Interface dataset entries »
·····
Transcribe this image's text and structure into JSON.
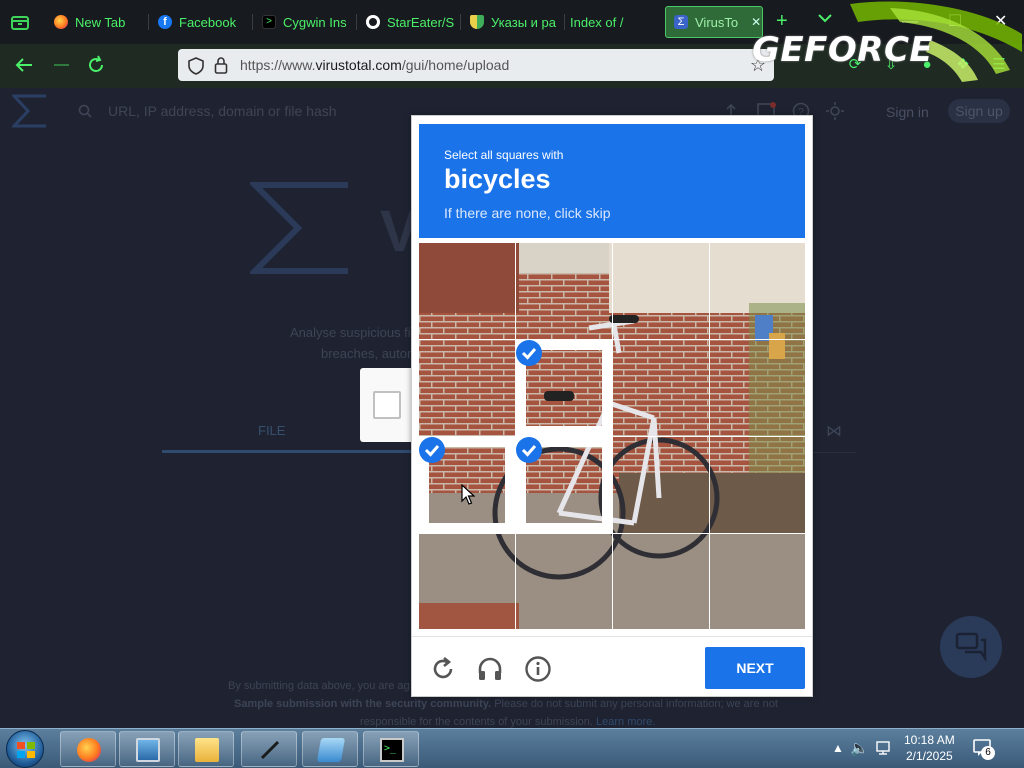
{
  "browser": {
    "tabs": [
      {
        "title": "New Tab",
        "icon": "firefox-icon",
        "active": false
      },
      {
        "title": "Facebook",
        "icon": "facebook-icon",
        "active": false
      },
      {
        "title": "Cygwin Ins",
        "icon": "cygwin-icon",
        "active": false
      },
      {
        "title": "StarEater/S",
        "icon": "github-icon",
        "active": false
      },
      {
        "title": "Указы и ра",
        "icon": "document-shield-icon",
        "active": false
      },
      {
        "title": "Index of /",
        "icon": "",
        "active": false
      },
      {
        "title": "VirusTo",
        "icon": "virustotal-icon",
        "active": true
      }
    ],
    "new_tab_symbol": "+",
    "url_prefix": "https://www.",
    "url_domain": "virustotal.com",
    "url_path": "/gui/home/upload",
    "accent_color": "#4bf06a"
  },
  "overlay": {
    "geforce_text": "GEFORCE"
  },
  "virustotal": {
    "search_placeholder": "URL, IP address, domain or file hash",
    "sign_in": "Sign in",
    "sign_up": "Sign up",
    "desc_line1": "Analyse suspicious fi",
    "desc_line2": "breaches, autor",
    "file_tab": "FILE",
    "footer_line1": "By submitting data above, you are ag",
    "footer_line2_bold": "Sample submission with the security community.",
    "footer_line2_rest": " Please do not submit any personal information; we are not",
    "footer_line3": "responsible for the contents of your submission.",
    "footer_link": "Learn more."
  },
  "captcha": {
    "instruction_prefix": "Select all squares with",
    "target": "bicycles",
    "instruction_suffix": "If there are none, click skip",
    "selected_tiles": [
      5,
      8,
      9
    ],
    "next_label": "NEXT",
    "brand_blue": "#1a73e8"
  },
  "taskbar": {
    "time": "10:18 AM",
    "date": "2/1/2025",
    "notification_count": "6"
  }
}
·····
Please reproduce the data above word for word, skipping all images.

Transcribe this image's text and structure into JSON.
{
  "browser": {
    "tabs": [
      {
        "title": "New Tab",
        "icon": "firefox-icon",
        "active": false
      },
      {
        "title": "Facebook",
        "icon": "facebook-icon",
        "active": false
      },
      {
        "title": "Cygwin Ins",
        "icon": "cygwin-icon",
        "active": false
      },
      {
        "title": "StarEater/S",
        "icon": "github-icon",
        "active": false
      },
      {
        "title": "Указы и ра",
        "icon": "document-shield-icon",
        "active": false
      },
      {
        "title": "Index of /",
        "icon": "",
        "active": false
      },
      {
        "title": "VirusTo",
        "icon": "virustotal-icon",
        "active": true
      }
    ],
    "new_tab_symbol": "+",
    "url_prefix": "https://www.",
    "url_domain": "virustotal.com",
    "url_path": "/gui/home/upload",
    "accent_color": "#4bf06a"
  },
  "overlay": {
    "geforce_text": "GEFORCE"
  },
  "virustotal": {
    "search_placeholder": "URL, IP address, domain or file hash",
    "sign_in": "Sign in",
    "sign_up": "Sign up",
    "desc_line1": "Analyse suspicious fi",
    "desc_line2": "breaches, autor",
    "file_tab": "FILE",
    "footer_line1": "By submitting data above, you are ag",
    "footer_line2_bold": "Sample submission with the security community.",
    "footer_line2_rest": " Please do not submit any personal information; we are not",
    "footer_line3": "responsible for the contents of your submission.",
    "footer_link": "Learn more."
  },
  "captcha": {
    "instruction_prefix": "Select all squares with",
    "target": "bicycles",
    "instruction_suffix": "If there are none, click skip",
    "selected_tiles": [
      5,
      8,
      9
    ],
    "next_label": "NEXT",
    "brand_blue": "#1a73e8"
  },
  "taskbar": {
    "time": "10:18 AM",
    "date": "2/1/2025",
    "notification_count": "6"
  }
}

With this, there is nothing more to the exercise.